the main reason the rates have been lowered over the past four years, is due to the limits that have been placed on the fees that attorneys are allowed to collect in workers' compensation cases.
Tampa, FL (PRWEB) September 8, 2008
Alex Sink, the Florida Chief Financial officer, was very pleased to announce that Florida employers will see a sixth consecutive decline in workers' compensation rates! The National Council on Compensation Insurance filed a request with the Office of Insurance Regulation for an average 14.1% rate decrease. If approved, this will constitute a savings of about $465 million dollars for Florida employers effective January 1, 2009.

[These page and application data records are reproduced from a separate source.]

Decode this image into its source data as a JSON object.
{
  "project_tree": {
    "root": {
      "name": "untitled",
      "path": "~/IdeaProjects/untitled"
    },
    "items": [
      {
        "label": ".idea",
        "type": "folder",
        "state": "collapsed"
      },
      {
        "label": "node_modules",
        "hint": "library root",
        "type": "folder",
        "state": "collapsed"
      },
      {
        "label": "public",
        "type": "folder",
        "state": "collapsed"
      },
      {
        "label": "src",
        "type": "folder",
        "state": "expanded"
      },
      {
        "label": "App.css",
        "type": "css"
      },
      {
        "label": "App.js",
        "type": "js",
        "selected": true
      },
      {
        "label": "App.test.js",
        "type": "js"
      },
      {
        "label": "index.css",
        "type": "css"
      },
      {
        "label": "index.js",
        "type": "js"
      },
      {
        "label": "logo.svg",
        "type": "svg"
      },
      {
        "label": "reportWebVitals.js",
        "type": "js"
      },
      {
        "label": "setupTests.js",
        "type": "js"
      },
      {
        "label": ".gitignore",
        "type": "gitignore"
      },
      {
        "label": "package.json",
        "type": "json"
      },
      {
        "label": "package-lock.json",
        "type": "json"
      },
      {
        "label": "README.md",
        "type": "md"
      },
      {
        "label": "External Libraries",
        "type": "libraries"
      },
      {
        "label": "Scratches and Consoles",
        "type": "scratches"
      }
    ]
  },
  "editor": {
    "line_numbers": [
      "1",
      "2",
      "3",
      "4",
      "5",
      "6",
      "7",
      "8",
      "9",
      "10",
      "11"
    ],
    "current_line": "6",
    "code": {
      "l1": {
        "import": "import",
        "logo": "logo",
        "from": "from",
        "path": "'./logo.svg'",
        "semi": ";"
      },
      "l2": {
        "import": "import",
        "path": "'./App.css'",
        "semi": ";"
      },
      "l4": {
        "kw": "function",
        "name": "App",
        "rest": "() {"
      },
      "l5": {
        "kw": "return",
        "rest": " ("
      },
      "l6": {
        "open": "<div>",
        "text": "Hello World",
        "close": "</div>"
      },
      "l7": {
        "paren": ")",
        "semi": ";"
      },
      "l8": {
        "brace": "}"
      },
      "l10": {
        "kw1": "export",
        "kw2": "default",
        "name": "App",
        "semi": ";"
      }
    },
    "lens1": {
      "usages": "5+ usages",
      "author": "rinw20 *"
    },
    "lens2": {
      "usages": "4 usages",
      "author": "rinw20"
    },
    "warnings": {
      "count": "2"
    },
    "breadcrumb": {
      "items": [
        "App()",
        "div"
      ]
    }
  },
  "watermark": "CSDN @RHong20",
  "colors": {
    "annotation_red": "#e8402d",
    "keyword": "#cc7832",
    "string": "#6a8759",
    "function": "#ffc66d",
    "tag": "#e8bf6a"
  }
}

This decrease combined with all other since 2003 will result in a 58% drop, the hearing for the rate decrease is expected in October. Alex Sink stated " A stable and viable workers' compensation system is good for everyone, especially for Florida businesses and their employees- the backbone of our economy" and added " No other state has matched Florida's rate reductions, and no other state is working harder to take care of employers and employees."
Jeffrey Kaplan, president of Tampa based Insurance Source.com Inc. added "Over the last several years, workers compensation insurance rates have been significantly lowered, but how low can they go?" Kaplan also stated "the main reason the rates have been lowered over the past four years, is due to the limits that have been placed on the fees that attorneys are allowed to collect in workers' compensation cases." These limits are currently being challenged in the Florida Supreme Court, and if the decision is over turned, these rate reductions may be short lived.
Delaware Workers Compensation Rates Reduced by 11.75%
Effective October 1, 2008, workers compensation rates will be cut 11.75%. This cut is being ordered my Matt Denn, Insurance Commissioner. Denn also said that over the next 60 days he will consider making additional reductions, this combined with a package of rate cuts that he ordered last fall means rates will be down by almost 30% since last November. The rate cuts are the first sign of cost control measures that were passed by the General Assembly in 2008. Denn warned insurance Companies stating "not made sufficient efforts to determine the potential cost savings to carriers of all of the provisions of Senate Bill 1," and told the carriers and Department of Insurance staff to provide him with information to consider additional rate cuts.
Denn also added " I intend to ensure to the maximum degree permitted by law that any likely cost savings resulting from Senate Bill 1 are reflected in lower premiums rather that being retained as windfall gains by insurance carriers." The estimated workers compensation premiums paid by Delaware employers are $122 million per year, these rate cuts should reflect savings of at least $14 million to Delaware business.